‘Going Beyond the Grid’

first_imgAs Liberians await the first 22-megawatts turbine at the Mt. Coffee Hydro Power Plant to go online on December 15, the ‘Liberia Energy Access Practitioner’ (LEAP) group has been launched to help government decentralize energy to rural areas in the country.The program was organized by Mercy Corps, an international non-governmental organization, through its ‘Light Up Liberia’ project with funding from the European Union.The launch, which was held over the weekend, brought together representatives from Total Liberia, Plan Liberia, Alternative Energy, We4Self, GIZ-Endev, among others.The network is particularly intended to bring together diverse energy service providers and stakeholders to support the delivery of clean, reliable, and affordable decentralized energy as a way of contributing to Liberia’s electrification projects.LEAP will also concentrate on the promotion of solar technology and clean cooking stoves, with its members’ operations (mostly small and medium enterprises) expected to range from Pico solution to larger, decentralized solar systems.“We recognize that off-grid energy solutions move beyond bridging the energy gap by addressing lighting, cooking, pumping needs to positively affect outcomes in education, health and agriculture and enhance livelihood opportunities,” a representative of Mercy Corps said.According to him, there is currently no formal network or trade association for retailers as well as distributors of off-grid renewable energy products in Liberia. As a result, there is little to no collaboration between players in the rural energy market.
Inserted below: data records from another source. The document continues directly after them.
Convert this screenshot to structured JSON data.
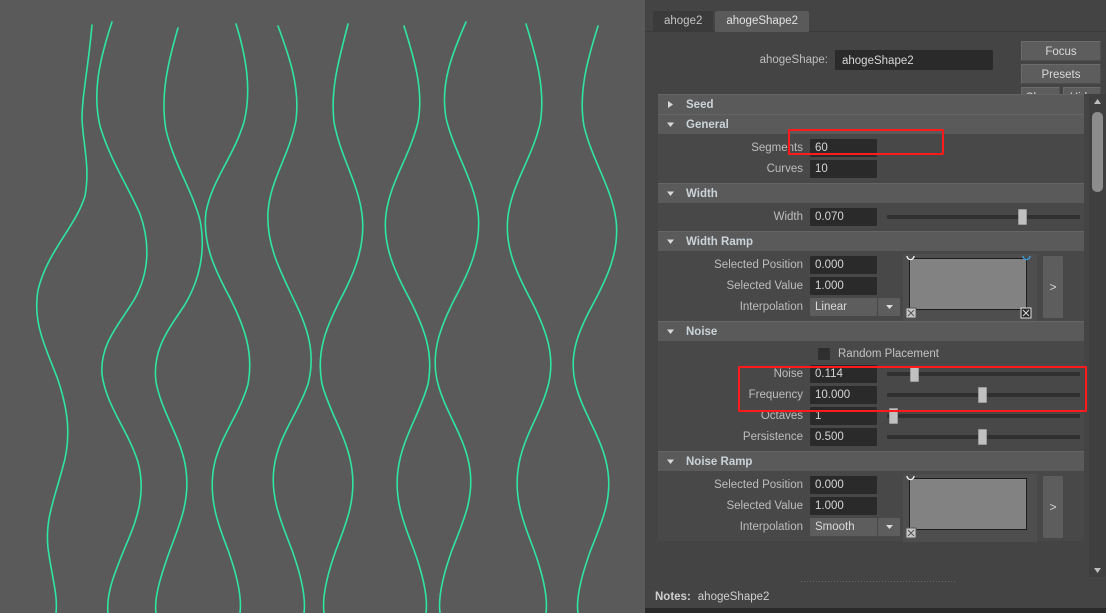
{
  "viewport": {
    "name": "maya-viewport",
    "background_color": "#5a5a5a",
    "curve_color": "#2fe5a2",
    "curve_count": 10,
    "description": "10 vertical wavy noise curves"
  },
  "attribute_editor": {
    "tabs": [
      {
        "label": "ahoge2",
        "active": false
      },
      {
        "label": "ahogeShape2",
        "active": true
      }
    ],
    "name_row": {
      "label": "ahogeShape:",
      "value": "ahogeShape2",
      "icon_load": "load-attributes-icon",
      "icon_copy": "copy-tab-icon"
    },
    "buttons": {
      "focus": "Focus",
      "presets": "Presets",
      "show": "Show",
      "hide": "Hide"
    },
    "sections": [
      {
        "name": "seed",
        "title": "Seed",
        "expanded": false,
        "rows": []
      },
      {
        "name": "general",
        "title": "General",
        "expanded": true,
        "rows": [
          {
            "label": "Segments",
            "value": "60",
            "type": "field",
            "highlight": true
          },
          {
            "label": "Curves",
            "value": "10",
            "type": "field"
          }
        ]
      },
      {
        "name": "width",
        "title": "Width",
        "expanded": true,
        "rows": [
          {
            "label": "Width",
            "value": "0.070",
            "type": "slider",
            "slider_pct": 70
          }
        ]
      },
      {
        "name": "width-ramp",
        "title": "Width Ramp",
        "expanded": true,
        "rows": [
          {
            "label": "Selected Position",
            "value": "0.000",
            "type": "field"
          },
          {
            "label": "Selected Value",
            "value": "1.000",
            "type": "field"
          },
          {
            "label": "Interpolation",
            "value": "Linear",
            "type": "combo"
          }
        ],
        "ramp": {
          "expand_label": ">",
          "markers": 2
        }
      },
      {
        "name": "noise",
        "title": "Noise",
        "expanded": true,
        "checkbox": {
          "label": "Random Placement",
          "checked": false
        },
        "rows": [
          {
            "label": "Noise",
            "value": "0.114",
            "type": "slider",
            "slider_pct": 13,
            "highlight": true
          },
          {
            "label": "Frequency",
            "value": "10.000",
            "type": "slider",
            "slider_pct": 48,
            "highlight": true
          },
          {
            "label": "Octaves",
            "value": "1",
            "type": "slider",
            "slider_pct": 2
          },
          {
            "label": "Persistence",
            "value": "0.500",
            "type": "slider",
            "slider_pct": 48
          }
        ]
      },
      {
        "name": "noise-ramp",
        "title": "Noise Ramp",
        "expanded": true,
        "rows": [
          {
            "label": "Selected Position",
            "value": "0.000",
            "type": "field"
          },
          {
            "label": "Selected Value",
            "value": "1.000",
            "type": "field"
          },
          {
            "label": "Interpolation",
            "value": "Smooth",
            "type": "combo"
          }
        ],
        "ramp": {
          "expand_label": ">",
          "markers": 1
        }
      }
    ],
    "notes": {
      "label": "Notes:",
      "value": "ahogeShape2"
    },
    "scrollbar": {
      "up_icon": "scroll-up-arrow",
      "down_icon": "scroll-down-arrow"
    }
  },
  "highlight_color": "#ff1b1b"
}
In her keynote address on behalf of the management of the Rural Renewable Energy Agency (RREA), Mrs. Mardia Potter Warner said the government of Liberia through RREA will continue to support and promote the platform for the growth of the sector.“We fully endorse the outcome of the LEAP Network, considering it a good basis for furthering our cooperation and intend to go beyond the agreement reached in the area of renewable energy,” she said.“We commit ourselves to working with others to achieve the goals of the LEAP network especially through the partnership initiatives that could contribute to expanding the use of renewable energy,” she added.In remarks, Mercy Corps Deputy Country Director Douglas Cooper lauded the government through the RREA and other partners for the progress made in Liberia. “Mercy Corps has been in operation in Liberia since 2002 implementing programs in food security, peace-building and youth empowerment.” Over the last year, he said, Mercy Corps has also been engaging in social mobilization and economic development in response to the impacts of the Ebola outbreak.Mercy Corp Liberia currently has funding from the European Commission (EC) through a 36-month program entitled “Light Up Liberia” in Bong, Margibi, Grand Bassa, Lofa, Gbarpolu, Nimba and rural Montserrado counties.According to Cooper, with support from the EC, Mercy Corps Liberia will improve access to affordable and sustainable energy for rural families.The Liberia Energy Access Practitioner group will operate from 2016-19. Share this:Click to share on Twitter (Opens in new window)Click to share on Facebook (Opens in new window)last_img read more